The biggest concern at today's meeting appeared to be the fact that although the agreement requires a formal environmental impact statement that explores sites other than the land Hansen has already purchased for the arena in SoDo, including KeyArena, it says explicitly, "The Arena will be located on the Project Site," defined as Hansen's land in SoDo.
Environmental attorney Peter Goldman, who has opposed the proposal on the grounds that it violates state environmental law, called the deal a fait accompli for Hansen. "Ninety percent of the document is specific to the SoDo site," Goldman said. "You don't have to be an environmental lawyer to know that this is a done deal disguised byehind a year of pointless [environmental] process."
Council members expressed similar concerns (before, of course, voting for the proposal). "How can we be assured that the [State Environmental Policy Act, or SEPA] analysis that we’re going through is actually a thorough and unbiased approach that includes other alternatives?" Sally Bagshaw asked rhetorically.
Tom Rasmussen added: "If the [Environmental Impact Statement] process is to include looking at alternative sites and having a fair review and evaluation of the alternate sites, why wouldn’t we say the arena 'may' be located in SoDo rather than that it 'will' be? Wouldn’t that address the concerns that people might have that we’re not going to have a thorough and objective environmental review?"
In response, Bruce Harrell scoffed, "Everyone understands that we are looking at a particular site. ... The opponents who suggest that the SEPA process is going to be a sham---they would believe that even if we" adopted the language Rasmussen suggested. Ultimately, they did not adopt that language.

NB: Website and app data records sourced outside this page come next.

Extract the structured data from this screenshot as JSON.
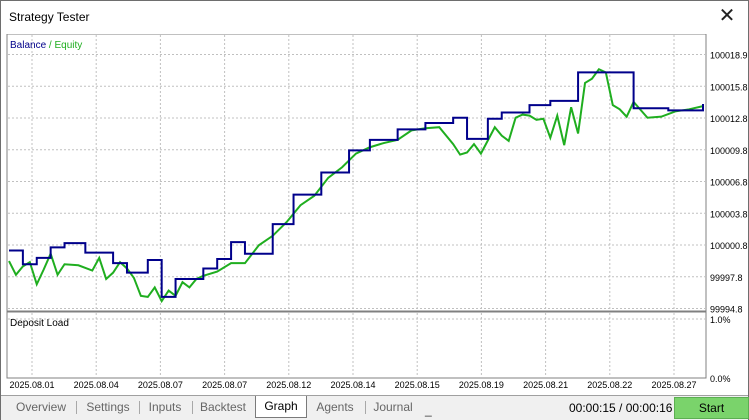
{
  "window": {
    "title": "Strategy Tester",
    "close_glyph": "✕",
    "close_icon": "close-icon"
  },
  "colors": {
    "balance": "#00008b",
    "equity": "#1fae1f",
    "grid": "#c0c0c0",
    "start_button": "#7ad36b"
  },
  "chart_data": [
    {
      "type": "line",
      "legend": {
        "balance_label": "Balance",
        "separator": " / ",
        "equity_label": "Equity",
        "placement": "top-left"
      },
      "grid": true,
      "ylim": [
        99994.8,
        100020.8
      ],
      "yticks": [
        "100018.9",
        "100015.8",
        "100012.8",
        "100009.8",
        "100006.8",
        "100003.8",
        "100000.8",
        "99997.8",
        "99994.8"
      ],
      "xticks": [
        "2025.08.01",
        "2025.08.04",
        "2025.08.07",
        "2025.08.07",
        "2025.08.12",
        "2025.08.14",
        "2025.08.15",
        "2025.08.19",
        "2025.08.21",
        "2025.08.22",
        "2025.08.27"
      ],
      "series": [
        {
          "name": "Balance",
          "x": [
            0,
            2,
            4,
            6,
            8,
            11,
            15,
            17,
            20,
            22,
            24,
            26,
            28,
            30,
            32,
            34,
            38,
            41,
            45,
            49,
            52,
            56,
            60,
            64,
            66,
            69,
            71,
            75,
            78,
            82,
            85,
            90,
            95,
            100
          ],
          "values": [
            100000.3,
            99999.0,
            99999.6,
            100000.6,
            100001.0,
            100000.1,
            99999.1,
            99998.2,
            99999.4,
            99995.9,
            99997.6,
            99997.6,
            99998.6,
            99999.5,
            100001.1,
            100000.0,
            100002.8,
            100005.6,
            100007.7,
            100009.8,
            100010.8,
            100011.8,
            100012.4,
            100012.9,
            100010.9,
            100012.8,
            100013.4,
            100014.1,
            100014.5,
            100017.2,
            100017.2,
            100013.8,
            100013.6,
            100014.2
          ]
        },
        {
          "name": "Equity",
          "x": [
            0,
            1,
            2,
            3,
            4,
            5,
            6,
            7,
            8,
            10,
            12,
            13,
            14,
            15,
            16,
            17,
            18,
            19,
            20,
            21,
            22,
            23,
            24,
            25,
            26,
            27,
            28,
            30,
            32,
            34,
            36,
            38,
            40,
            42,
            44,
            46,
            48,
            50,
            52,
            54,
            56,
            58,
            60,
            62,
            64,
            65,
            66,
            67,
            68,
            70,
            71,
            72,
            73,
            74,
            75,
            76,
            77,
            78,
            79,
            80,
            81,
            82,
            83,
            84,
            85,
            86,
            87,
            88,
            89,
            90,
            92,
            94,
            96,
            98,
            100
          ],
          "values": [
            99999.3,
            99998.0,
            99998.8,
            99999.2,
            99997.1,
            99998.5,
            100000.0,
            99998.0,
            99999.0,
            99998.9,
            99998.4,
            99999.6,
            99997.6,
            99998.2,
            99999.2,
            99998.6,
            99997.7,
            99996.0,
            99995.9,
            99996.8,
            99995.5,
            99996.5,
            99996.0,
            99997.3,
            99996.8,
            99997.6,
            99997.9,
            99998.3,
            99999.1,
            99999.1,
            100000.8,
            100001.7,
            100003.0,
            100004.6,
            100005.5,
            100007.2,
            100008.2,
            100009.5,
            100010.1,
            100010.5,
            100010.8,
            100011.7,
            100011.9,
            100012.0,
            100010.4,
            100009.4,
            100009.6,
            100010.4,
            100009.5,
            100012.0,
            100011.2,
            100010.7,
            100012.9,
            100013.2,
            100013.1,
            100012.7,
            100012.8,
            100011.0,
            100013.1,
            100010.3,
            100013.9,
            100011.4,
            100016.2,
            100016.6,
            100017.5,
            100017.2,
            100014.1,
            100013.7,
            100013.0,
            100014.4,
            100012.9,
            100013.0,
            100013.5,
            100013.7,
            100014.0
          ]
        }
      ]
    },
    {
      "type": "area",
      "title": "Deposit Load",
      "yticks": [
        "1.0%",
        "0.0%"
      ],
      "series": [
        {
          "values": []
        }
      ]
    }
  ],
  "tabs": [
    {
      "label": "Overview",
      "active": false
    },
    {
      "label": "Settings",
      "active": false
    },
    {
      "label": "Inputs",
      "active": false
    },
    {
      "label": "Backtest",
      "active": false
    },
    {
      "label": "Graph",
      "active": true
    },
    {
      "label": "Agents",
      "active": false
    },
    {
      "label": "Journal",
      "active": false
    }
  ],
  "status": {
    "extra_glyph": "_",
    "time_elapsed": "00:00:15",
    "time_separator": " / ",
    "time_total": "00:00:16",
    "start_label": "Start"
  }
}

Council members also expressed concerns about the fate of KeyArena. (As I reported earlier today, a $5 million "KeyArena fund" included in the proposal does not actually have to go to KeyArena.) "I don't want one arena to be sacrificed for another," Bagshaw said. Licata echoed: "I really struggle with how we justify making a public investment in one private facility while preparing to abandon another one."
Ultimately, the agreement passed with seven council votes (Richard Conlin was absent, and Licata abstained) and will go to the full council on Monday, September 24.